*** Provided records ***

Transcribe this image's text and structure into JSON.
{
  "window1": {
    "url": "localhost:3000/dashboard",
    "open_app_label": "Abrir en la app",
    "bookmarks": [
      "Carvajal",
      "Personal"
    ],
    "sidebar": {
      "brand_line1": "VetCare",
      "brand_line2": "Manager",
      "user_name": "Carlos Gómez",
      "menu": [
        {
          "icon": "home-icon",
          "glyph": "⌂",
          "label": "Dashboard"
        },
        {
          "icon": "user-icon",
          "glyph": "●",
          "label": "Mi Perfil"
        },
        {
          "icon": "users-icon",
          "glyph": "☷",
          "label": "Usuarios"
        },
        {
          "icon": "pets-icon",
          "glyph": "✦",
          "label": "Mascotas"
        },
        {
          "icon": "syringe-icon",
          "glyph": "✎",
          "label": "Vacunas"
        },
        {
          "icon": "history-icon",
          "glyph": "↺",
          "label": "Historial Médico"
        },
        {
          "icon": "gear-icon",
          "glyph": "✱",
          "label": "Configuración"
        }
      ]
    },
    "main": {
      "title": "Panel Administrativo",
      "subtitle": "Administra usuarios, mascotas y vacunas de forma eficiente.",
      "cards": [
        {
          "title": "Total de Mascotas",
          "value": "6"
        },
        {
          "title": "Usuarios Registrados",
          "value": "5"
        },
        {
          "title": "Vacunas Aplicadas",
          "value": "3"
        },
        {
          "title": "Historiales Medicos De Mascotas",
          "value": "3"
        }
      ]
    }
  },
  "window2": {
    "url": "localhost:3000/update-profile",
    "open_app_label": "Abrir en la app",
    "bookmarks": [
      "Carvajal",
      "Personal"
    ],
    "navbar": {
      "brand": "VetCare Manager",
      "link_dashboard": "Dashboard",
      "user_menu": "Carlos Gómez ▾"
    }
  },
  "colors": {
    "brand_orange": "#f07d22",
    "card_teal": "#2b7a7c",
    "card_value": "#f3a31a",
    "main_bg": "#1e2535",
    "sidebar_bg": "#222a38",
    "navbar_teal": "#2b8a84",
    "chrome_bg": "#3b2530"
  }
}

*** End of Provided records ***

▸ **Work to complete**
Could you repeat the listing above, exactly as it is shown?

▸ **Output below**
Transcribe this image's text and structure into JSON.
{
  "window1": {
    "url": "localhost:3000/dashboard",
    "open_app_label": "Abrir en la app",
    "bookmarks": [
      "Carvajal",
      "Personal"
    ],
    "sidebar": {
      "brand_line1": "VetCare",
      "brand_line2": "Manager",
      "user_name": "Carlos Gómez",
      "menu": [
        {
          "icon": "home-icon",
          "glyph": "⌂",
          "label": "Dashboard"
        },
        {
          "icon": "user-icon",
          "glyph": "●",
          "label": "Mi Perfil"
        },
        {
          "icon": "users-icon",
          "glyph": "☷",
          "label": "Usuarios"
        },
        {
          "icon": "pets-icon",
          "glyph": "✦",
          "label": "Mascotas"
        },
        {
          "icon": "syringe-icon",
          "glyph": "✎",
          "label": "Vacunas"
        },
        {
          "icon": "history-icon",
          "glyph": "↺",
          "label": "Historial Médico"
        },
        {
          "icon": "gear-icon",
          "glyph": "✱",
          "label": "Configuración"
        }
      ]
    },
    "main": {
      "title": "Panel Administrativo",
      "subtitle": "Administra usuarios, mascotas y vacunas de forma eficiente.",
      "cards": [
        {
          "title": "Total de Mascotas",
          "value": "6"
        },
        {
          "title": "Usuarios Registrados",
          "value": "5"
        },
        {
          "title": "Vacunas Aplicadas",
          "value": "3"
        },
        {
          "title": "Historiales Medicos De Mascotas",
          "value": "3"
        }
      ]
    }
  },
  "window2": {
    "url": "localhost:3000/update-profile",
    "open_app_label": "Abrir en la app",
    "bookmarks": [
      "Carvajal",
      "Personal"
    ],
    "navbar": {
      "brand": "VetCare Manager",
      "link_dashboard": "Dashboard",
      "user_menu": "Carlos Gómez ▾"
    }
  },
  "colors": {
    "brand_orange": "#f07d22",
    "card_teal": "#2b7a7c",
    "card_value": "#f3a31a",
    "main_bg": "#1e2535",
    "sidebar_bg": "#222a38",
    "navbar_teal": "#2b8a84",
    "chrome_bg": "#3b2530"
  }
}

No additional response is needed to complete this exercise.